After three weeks in Stockholm, Sweden 50 African LGBT activists are back home with knowledge and skills acquired from a human rights training programme.
During the training, organised by amongst others the Swedish National Association for lesbians, gays, bisexuals and transgender (RFSL) the activists were trained to advocate, protect and defend LGBTI rights in their respective countries.
It was also arranged for the activists to meet with their respective ambassadors or diplomatic representatives from their embassies in Stockholm. This was made possible at a dinner organized by RFSL. The aim of the dinner was to enable the building of networks between the activists and their ambassadors.
Also at the dinner was the Swedish Deputy speaker who gave opening speech and encouraged activists to continue the good job. He added that he would ensure he constantly raised the sexual orientation and gender identity issue at every UN meeting he attended in future.
The activists came from as far afield as Cameroon, South Africa, Zimbabwe, Zambia, Botswana, Namibia, Uganda, Kenya, Nigeria and Malawi.
Three activists from Zimbabwe met with the Zimbabwean Ambassador to Sweden during the dinner. However activist Mojalefa Ndlovu said, “It would have been great to have the government representatives engage in these workshops/trainings so that they are also able to understand and appreciate the challenges we are faced with.”
Ndlovu added, “It is good to have dinner with the ambassador, but we really need to engage with them at another level as we do not have access to them.”
During the three week training period the activists were divided according to the themes of their projects which were health, legal, awareness raising and economic empowerment.
Ntlotleng Mabena an activist from South Africa, who is also a medical practitioner, explained that her project is about the health needs of lesbians in South Africa.
She said, “South African health care providers are not sensitized towards health needs of lesbians, bisexuals and transgender persons, undergrad studies do not attempt to address these areas of health care”. She said that when she got back home, she intended to do research using questionnaires, focus group discussions and one on one interviews of lesbians women and health care providers.

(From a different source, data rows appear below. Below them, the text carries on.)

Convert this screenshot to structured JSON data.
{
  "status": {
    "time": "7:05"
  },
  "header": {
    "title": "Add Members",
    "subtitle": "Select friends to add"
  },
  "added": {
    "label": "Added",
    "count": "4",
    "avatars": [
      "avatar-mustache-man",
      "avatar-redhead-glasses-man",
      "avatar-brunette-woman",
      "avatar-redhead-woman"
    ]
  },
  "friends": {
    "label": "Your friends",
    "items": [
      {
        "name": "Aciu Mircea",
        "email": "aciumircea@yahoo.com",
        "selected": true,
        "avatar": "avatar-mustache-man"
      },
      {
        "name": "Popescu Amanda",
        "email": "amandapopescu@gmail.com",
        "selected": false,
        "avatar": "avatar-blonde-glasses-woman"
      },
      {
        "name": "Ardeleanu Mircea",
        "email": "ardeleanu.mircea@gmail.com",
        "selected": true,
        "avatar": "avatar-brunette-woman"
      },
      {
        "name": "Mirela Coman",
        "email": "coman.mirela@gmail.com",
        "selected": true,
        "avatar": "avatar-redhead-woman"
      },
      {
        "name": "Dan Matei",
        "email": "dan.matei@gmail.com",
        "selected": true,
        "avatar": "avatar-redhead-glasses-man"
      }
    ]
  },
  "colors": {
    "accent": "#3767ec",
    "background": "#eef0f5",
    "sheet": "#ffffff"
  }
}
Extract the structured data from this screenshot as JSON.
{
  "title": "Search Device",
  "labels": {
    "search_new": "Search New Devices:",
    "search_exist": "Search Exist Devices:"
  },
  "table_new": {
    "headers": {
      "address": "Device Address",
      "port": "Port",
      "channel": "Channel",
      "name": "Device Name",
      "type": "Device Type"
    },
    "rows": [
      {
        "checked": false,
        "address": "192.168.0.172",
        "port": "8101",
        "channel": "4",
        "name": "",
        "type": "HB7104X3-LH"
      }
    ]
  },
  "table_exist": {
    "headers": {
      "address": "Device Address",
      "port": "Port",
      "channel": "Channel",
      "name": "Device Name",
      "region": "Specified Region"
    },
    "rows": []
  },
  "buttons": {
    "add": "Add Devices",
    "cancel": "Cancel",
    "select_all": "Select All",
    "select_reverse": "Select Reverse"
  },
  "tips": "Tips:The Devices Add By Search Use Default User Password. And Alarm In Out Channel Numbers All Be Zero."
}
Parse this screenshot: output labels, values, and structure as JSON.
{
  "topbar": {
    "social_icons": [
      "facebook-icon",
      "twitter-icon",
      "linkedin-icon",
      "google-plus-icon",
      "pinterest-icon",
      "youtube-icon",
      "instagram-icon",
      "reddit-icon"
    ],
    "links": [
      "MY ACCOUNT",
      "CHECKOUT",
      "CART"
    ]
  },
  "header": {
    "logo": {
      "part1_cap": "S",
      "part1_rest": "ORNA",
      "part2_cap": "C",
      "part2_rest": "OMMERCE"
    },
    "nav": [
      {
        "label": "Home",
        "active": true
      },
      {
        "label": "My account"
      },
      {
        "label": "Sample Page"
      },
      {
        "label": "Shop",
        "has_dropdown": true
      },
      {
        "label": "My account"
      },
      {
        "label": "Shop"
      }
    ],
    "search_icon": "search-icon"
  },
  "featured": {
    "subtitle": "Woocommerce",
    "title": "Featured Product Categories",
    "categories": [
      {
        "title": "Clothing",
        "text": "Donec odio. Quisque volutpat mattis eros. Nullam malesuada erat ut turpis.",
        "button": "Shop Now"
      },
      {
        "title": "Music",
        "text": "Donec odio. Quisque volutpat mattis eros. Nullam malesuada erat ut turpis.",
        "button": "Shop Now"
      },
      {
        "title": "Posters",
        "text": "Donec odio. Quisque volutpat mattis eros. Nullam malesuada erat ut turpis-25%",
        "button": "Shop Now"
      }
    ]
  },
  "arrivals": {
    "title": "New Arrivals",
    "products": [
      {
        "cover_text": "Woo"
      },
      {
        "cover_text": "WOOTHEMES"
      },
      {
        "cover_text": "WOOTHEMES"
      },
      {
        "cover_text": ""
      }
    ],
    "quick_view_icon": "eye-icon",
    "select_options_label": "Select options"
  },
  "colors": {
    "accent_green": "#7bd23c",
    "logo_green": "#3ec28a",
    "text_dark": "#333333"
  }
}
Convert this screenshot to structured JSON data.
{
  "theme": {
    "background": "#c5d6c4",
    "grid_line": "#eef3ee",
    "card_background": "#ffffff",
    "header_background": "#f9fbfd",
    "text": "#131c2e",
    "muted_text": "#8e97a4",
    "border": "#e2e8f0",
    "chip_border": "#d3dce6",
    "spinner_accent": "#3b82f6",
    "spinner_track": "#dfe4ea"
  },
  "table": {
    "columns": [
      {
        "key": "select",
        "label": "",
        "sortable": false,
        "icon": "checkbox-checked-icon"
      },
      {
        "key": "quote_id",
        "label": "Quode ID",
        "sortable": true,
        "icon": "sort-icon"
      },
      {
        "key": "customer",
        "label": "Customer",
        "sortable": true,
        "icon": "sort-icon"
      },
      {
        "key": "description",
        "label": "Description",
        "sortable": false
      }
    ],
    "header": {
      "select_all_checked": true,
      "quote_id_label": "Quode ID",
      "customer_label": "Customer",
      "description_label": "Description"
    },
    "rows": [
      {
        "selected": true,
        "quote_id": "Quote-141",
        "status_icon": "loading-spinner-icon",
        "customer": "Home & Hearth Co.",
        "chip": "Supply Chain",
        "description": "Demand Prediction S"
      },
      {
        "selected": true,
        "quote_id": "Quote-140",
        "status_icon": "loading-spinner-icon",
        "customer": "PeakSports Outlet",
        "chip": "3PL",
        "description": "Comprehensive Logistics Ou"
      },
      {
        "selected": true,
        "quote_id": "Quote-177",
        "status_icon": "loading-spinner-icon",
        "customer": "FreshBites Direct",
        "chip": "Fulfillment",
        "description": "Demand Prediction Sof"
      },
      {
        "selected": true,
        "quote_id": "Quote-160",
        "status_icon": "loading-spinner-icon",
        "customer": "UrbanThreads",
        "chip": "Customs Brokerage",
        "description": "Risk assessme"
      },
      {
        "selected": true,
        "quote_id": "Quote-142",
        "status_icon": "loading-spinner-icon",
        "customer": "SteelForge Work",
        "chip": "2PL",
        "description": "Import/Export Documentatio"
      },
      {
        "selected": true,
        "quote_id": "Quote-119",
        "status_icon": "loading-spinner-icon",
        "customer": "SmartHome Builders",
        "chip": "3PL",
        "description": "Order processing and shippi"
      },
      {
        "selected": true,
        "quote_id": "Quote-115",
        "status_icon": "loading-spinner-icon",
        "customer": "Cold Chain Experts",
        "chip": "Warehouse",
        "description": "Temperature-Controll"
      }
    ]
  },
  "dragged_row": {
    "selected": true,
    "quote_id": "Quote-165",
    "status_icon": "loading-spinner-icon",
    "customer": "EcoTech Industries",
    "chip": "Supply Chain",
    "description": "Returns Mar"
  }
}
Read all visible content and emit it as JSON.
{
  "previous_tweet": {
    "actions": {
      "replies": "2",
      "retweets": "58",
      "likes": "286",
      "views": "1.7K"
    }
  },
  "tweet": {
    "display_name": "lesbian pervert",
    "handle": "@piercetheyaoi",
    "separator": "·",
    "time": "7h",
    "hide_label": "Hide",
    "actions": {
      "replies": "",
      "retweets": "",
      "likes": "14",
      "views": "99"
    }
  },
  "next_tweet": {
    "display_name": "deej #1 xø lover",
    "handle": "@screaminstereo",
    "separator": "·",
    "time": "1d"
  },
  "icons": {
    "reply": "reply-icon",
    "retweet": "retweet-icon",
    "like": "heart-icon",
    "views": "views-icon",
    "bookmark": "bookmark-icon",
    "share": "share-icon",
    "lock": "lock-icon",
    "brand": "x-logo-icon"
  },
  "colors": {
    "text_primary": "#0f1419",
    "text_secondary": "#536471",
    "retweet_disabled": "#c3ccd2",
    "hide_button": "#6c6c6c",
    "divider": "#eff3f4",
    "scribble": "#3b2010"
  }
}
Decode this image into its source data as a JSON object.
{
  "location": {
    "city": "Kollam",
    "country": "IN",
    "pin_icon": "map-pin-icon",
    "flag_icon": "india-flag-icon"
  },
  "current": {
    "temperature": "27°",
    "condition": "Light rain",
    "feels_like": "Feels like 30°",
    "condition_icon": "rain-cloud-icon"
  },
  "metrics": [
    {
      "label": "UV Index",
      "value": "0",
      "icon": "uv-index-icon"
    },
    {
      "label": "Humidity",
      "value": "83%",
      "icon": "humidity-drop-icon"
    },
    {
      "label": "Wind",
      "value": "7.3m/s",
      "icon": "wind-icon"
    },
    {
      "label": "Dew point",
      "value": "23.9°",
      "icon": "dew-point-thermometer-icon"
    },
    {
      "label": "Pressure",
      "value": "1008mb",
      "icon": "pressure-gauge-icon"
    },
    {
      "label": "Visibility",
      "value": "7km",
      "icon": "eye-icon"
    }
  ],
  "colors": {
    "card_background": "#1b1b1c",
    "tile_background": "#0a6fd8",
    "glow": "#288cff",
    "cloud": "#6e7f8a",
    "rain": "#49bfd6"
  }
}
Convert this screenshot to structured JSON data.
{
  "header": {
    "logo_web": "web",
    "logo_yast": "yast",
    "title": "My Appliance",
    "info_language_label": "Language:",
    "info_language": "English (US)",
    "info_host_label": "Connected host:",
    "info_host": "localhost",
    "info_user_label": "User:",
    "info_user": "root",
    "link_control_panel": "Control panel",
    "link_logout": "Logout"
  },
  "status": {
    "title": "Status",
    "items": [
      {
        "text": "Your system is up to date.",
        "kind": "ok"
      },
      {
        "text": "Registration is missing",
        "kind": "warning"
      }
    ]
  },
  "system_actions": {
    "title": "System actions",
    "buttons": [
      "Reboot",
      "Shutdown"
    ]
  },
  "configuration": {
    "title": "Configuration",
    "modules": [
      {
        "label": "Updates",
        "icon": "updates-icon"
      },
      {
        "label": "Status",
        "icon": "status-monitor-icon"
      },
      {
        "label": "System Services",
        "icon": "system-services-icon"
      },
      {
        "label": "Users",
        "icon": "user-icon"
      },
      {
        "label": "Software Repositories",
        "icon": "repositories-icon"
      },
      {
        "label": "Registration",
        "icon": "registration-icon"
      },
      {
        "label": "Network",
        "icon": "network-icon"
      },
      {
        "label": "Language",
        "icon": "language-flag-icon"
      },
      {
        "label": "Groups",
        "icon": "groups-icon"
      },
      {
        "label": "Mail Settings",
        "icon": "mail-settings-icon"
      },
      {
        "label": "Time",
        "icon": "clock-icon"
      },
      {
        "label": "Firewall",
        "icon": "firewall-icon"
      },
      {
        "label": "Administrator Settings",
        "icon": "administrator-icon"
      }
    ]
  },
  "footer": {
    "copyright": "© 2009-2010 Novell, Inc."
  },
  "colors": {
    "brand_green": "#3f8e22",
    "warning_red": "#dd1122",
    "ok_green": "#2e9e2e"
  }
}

Ntlotleng added, “With this project I would like to see a better understanding of health needs of lesbian women in South Africa, which will hopefully translate into better holistic services for lesbian women and LGBT persons in general.”
Each group has a mentor who will keep in contact with the participants through seven months and these projects are not budgeted for hence they will fall into the organization work plans.
The follow up programme will be in Africa in May 2012, however the country to host the programme has yet to be picked.